Fourteen percent of hospital leaders agreed the Mayo Clinic is the most innovative hospital in the U.S., according to a Reaction Data report. The report surveyed hospital executives, department heads and staff members from across the U.S. Participants were asked the question, “What provider organization comes to mind as being a model for innovation, quality care at a sustainable cost and thought leadership on topics related to healthcare transformation.” The five provider organizations most frequently cited as a model for innovation: *1. Mayo Clinic (Rochester, Minn.) *2. Cleveland Clinic *3. Intermountain Healthcare *4. Kaiser Permanente (Oakland, Calif.) *5. Geisinger (Danville, Pa.).
Walker, M. (February 7, 2019). 8,000 Flu Deaths Prevented Last Year with Vaccine: Study MedPage Today.com. Retrieved https://www.medpagetoday.com/infectiousdisease/uritheflu/77897?xid=nl_mpt_DHE_2019-02-08&eun=g1204204d0r?xid=nl_mpt_DHE_2019-02-08&eun=g1204204d0r&utm_source=Sailthru&utm_medium=email&utm_campaign=NEW Daily Headlines Email_TestB 2019-02-08&utm_term=DHE_NewTemplate_TestB_012019
Influenza vaccinations have prevented 10% of expected hospitalizations overall, and 41% among children ages 6 months to 4 years according to a recent article in Clinical Infectious Diseases. Further estimates found that influenza vaccination prevented 3.7 million medical visits and 109,000 hospitalizations. Not only were an estimated 8,000 deaths prevented by influenza vaccination, but 9% of expected deaths overall, the authors said, but influenza vaccines prevented an estimated 39% of influenza-related mortality in children ages 6 months to 4 years.
Lamb, E. (February 11, 2019). Masimo Announces Doctella™, a Secure Cloud-based Patient Engagement and Remote Care Automation Platform Business Wire.com. Retrieved https://www.businesswire.com/news/home/20190211005206/en
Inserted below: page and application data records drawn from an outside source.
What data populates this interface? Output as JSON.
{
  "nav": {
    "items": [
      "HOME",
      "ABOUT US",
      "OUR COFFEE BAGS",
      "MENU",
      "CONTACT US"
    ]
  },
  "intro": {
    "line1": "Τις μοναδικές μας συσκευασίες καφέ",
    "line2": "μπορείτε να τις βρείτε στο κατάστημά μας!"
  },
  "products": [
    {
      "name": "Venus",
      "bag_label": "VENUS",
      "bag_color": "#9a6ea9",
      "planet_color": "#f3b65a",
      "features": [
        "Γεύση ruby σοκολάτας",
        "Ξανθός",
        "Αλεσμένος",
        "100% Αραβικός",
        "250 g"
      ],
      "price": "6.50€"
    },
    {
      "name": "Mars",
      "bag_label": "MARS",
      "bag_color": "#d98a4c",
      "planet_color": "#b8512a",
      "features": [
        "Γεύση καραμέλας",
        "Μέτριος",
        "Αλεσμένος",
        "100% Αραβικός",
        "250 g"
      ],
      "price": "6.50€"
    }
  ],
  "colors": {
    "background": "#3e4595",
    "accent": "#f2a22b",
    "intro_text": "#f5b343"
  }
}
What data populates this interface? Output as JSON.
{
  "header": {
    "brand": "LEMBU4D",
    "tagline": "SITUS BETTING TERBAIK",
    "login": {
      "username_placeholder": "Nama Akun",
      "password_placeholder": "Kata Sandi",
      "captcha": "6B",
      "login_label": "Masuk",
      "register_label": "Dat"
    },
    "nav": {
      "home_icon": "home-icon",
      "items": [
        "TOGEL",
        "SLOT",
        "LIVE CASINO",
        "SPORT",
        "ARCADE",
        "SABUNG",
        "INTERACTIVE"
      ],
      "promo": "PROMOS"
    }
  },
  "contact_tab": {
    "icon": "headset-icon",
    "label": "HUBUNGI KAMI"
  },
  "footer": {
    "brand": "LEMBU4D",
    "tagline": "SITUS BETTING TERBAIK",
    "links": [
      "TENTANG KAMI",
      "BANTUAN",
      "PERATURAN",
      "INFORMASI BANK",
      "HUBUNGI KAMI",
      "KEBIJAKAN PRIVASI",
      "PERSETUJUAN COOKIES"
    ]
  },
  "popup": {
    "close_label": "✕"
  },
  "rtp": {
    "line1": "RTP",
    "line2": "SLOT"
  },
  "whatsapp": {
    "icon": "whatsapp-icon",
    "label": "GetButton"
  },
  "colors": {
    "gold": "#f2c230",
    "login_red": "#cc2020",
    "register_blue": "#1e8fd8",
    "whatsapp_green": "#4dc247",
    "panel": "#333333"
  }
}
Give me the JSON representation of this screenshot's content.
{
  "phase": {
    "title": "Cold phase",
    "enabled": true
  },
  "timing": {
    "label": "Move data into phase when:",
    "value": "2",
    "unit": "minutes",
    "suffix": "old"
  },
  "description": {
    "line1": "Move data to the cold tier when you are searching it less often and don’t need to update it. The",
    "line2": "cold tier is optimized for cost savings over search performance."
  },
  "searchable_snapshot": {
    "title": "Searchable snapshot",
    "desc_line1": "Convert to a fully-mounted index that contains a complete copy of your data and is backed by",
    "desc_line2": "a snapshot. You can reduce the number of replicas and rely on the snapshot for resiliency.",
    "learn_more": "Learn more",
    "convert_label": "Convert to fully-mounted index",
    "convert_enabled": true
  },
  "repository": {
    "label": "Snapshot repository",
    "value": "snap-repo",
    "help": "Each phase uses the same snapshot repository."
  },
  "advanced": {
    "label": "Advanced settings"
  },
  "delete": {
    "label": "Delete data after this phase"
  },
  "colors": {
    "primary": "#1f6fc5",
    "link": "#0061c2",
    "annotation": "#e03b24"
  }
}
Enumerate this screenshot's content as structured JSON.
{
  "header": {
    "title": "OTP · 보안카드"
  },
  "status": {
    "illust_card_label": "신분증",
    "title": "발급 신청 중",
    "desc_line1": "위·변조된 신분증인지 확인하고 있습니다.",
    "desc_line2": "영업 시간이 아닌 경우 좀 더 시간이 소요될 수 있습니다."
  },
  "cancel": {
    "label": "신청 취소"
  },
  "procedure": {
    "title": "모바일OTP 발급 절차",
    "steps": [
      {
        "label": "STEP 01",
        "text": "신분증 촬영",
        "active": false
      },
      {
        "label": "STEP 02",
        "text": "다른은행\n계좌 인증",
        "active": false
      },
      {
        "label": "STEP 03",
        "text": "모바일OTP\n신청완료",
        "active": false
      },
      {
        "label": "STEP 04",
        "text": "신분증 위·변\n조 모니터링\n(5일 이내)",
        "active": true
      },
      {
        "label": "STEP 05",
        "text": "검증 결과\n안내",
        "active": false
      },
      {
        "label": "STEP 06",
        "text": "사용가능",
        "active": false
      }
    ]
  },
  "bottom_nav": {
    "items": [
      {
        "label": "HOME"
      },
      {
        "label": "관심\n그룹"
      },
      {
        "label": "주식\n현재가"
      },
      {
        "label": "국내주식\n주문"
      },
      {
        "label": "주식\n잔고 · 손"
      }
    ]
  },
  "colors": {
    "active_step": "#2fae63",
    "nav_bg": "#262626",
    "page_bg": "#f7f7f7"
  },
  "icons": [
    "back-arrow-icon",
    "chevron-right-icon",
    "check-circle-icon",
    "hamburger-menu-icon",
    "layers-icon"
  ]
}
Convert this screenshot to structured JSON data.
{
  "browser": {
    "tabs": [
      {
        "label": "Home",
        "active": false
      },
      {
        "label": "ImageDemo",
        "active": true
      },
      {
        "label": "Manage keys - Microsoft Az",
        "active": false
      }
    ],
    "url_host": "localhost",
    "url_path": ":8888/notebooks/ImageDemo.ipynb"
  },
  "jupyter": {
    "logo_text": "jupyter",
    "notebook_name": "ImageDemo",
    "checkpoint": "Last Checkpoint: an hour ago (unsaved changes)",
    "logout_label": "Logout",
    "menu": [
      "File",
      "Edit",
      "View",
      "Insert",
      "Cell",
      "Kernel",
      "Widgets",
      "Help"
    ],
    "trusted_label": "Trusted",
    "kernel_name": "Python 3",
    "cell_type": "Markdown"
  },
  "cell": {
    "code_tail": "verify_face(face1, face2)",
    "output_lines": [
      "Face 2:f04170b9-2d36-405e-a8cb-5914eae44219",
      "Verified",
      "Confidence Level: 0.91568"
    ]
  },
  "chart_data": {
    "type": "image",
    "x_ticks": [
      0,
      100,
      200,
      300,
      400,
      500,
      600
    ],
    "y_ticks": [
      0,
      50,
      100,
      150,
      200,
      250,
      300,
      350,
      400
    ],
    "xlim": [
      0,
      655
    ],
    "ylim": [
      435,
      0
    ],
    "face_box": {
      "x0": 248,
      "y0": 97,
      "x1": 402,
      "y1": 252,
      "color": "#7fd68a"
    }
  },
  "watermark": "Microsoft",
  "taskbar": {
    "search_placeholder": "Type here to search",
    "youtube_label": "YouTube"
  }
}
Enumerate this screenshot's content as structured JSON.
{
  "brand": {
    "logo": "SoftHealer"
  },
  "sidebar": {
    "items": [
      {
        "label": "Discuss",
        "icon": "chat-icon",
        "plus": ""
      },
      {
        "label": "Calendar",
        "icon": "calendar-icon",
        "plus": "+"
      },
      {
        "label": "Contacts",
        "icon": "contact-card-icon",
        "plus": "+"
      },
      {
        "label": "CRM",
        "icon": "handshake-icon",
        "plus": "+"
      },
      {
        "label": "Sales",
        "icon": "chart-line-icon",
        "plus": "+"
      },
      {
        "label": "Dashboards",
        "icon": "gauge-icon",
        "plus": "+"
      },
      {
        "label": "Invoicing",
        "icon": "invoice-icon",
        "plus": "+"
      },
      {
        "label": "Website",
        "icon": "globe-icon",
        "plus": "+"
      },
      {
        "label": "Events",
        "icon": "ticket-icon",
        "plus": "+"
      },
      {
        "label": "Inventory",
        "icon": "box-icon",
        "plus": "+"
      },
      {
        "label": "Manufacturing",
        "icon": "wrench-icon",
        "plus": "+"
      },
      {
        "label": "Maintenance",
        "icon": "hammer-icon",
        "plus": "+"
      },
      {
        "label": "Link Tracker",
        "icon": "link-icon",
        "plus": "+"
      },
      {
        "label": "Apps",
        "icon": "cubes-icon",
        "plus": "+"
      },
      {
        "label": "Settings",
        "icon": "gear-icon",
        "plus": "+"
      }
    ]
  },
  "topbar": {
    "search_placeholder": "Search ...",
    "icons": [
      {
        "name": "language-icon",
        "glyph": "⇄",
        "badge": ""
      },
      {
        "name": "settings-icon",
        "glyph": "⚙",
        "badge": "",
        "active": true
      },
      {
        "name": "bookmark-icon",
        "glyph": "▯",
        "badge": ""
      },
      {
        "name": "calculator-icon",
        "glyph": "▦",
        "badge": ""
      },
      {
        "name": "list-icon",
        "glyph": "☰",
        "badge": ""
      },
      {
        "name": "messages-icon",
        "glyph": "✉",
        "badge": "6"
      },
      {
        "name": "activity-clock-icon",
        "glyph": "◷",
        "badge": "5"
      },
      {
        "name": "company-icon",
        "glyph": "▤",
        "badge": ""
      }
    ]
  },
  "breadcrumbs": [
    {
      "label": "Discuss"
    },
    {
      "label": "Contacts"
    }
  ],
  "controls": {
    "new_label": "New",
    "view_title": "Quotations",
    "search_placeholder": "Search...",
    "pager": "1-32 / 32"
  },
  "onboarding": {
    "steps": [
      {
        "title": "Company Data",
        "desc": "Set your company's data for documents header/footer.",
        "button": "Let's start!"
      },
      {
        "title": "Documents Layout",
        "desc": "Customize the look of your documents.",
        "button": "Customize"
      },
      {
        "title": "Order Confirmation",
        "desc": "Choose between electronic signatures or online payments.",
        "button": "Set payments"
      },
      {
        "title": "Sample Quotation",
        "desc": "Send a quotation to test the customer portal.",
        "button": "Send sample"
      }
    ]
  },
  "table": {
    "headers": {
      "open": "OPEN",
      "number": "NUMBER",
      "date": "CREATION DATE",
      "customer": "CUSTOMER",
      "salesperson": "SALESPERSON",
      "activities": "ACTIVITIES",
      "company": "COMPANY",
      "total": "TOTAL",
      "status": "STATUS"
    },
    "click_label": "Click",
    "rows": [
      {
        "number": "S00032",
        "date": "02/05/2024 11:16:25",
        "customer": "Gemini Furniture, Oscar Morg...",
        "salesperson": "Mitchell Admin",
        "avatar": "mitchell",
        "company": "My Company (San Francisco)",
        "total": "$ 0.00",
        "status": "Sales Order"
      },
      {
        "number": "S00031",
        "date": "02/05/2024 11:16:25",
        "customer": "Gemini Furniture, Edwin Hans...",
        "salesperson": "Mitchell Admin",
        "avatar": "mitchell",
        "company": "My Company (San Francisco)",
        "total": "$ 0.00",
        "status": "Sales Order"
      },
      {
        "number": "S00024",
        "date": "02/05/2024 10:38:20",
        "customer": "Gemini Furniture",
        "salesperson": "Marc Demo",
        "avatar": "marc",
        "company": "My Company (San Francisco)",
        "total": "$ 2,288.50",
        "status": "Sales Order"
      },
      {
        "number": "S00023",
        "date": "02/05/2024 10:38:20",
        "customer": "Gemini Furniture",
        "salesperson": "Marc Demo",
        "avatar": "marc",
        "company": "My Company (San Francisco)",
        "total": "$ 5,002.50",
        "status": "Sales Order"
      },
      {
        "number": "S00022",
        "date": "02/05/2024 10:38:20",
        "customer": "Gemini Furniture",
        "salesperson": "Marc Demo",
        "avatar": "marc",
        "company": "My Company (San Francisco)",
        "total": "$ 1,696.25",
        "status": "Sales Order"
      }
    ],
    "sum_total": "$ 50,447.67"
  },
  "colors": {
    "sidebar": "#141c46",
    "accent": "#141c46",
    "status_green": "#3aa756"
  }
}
Masimo revealed plans for the launch of Doctella™, a home-based patient care automation platform. The CarePrograms™ are delivered to patients’ smartphones via an app and provides patient updates both self-reported data and wireless data collection from monitoring devices. Peter Pronovost, MD, PhD, Chief Clinical Transformation Officer and co-developers of the product, said, “As healthcare seeks to improve value, it needs to change its narrative from success being patients healing in the hospital to patients being healthy at home. Doctella helps to accelerate that journey by making sure that patients receive safe, evidence-based care in the healing environment of their own home.”
Frakt, A. (February 11, 2019). Hospital Mergers Improve Health? Evidence Shows the Opposite The New York Times.com. Retrieved https://www.nytimes.com/2019/02/11/upshot/hospital-mergers-hurt-health-care-quality.html?utm_source=STAT+Newsletters&utm_campaign=bbefc46a38-MR_COPY_12&utm_medium=email&utm_term=0_8cab1d7961-bbefc46a38-150211585
Markets for healthcare have become concentrated. Usually higher prices are the consequences most often discussed. Recent studies show that rates of mortality and of major health setbacks grow when competition falls. This runs counter to common thought. Proponents of mergers in healthcare state that by harnessing economies of scale and scope, they argue, larger organizations can offer better care at lower costs. … Martin Gaynor, a Carnegie Mellon University economist who been an author of several reviews exploring the consequences of hospital consolidation, said that “evidence from three decades of hospital mergers does not support the claim that consolidation improves quality.” This is especially true when government constrains prices, as is the case for Medicare in the United States and Britain’s National Health Service. “When prices are set by the government, hospitals don’t compete on price; they compete on quality,” Mr. Gaynor said. But this doesn’t happen in markets that are highly consolidated.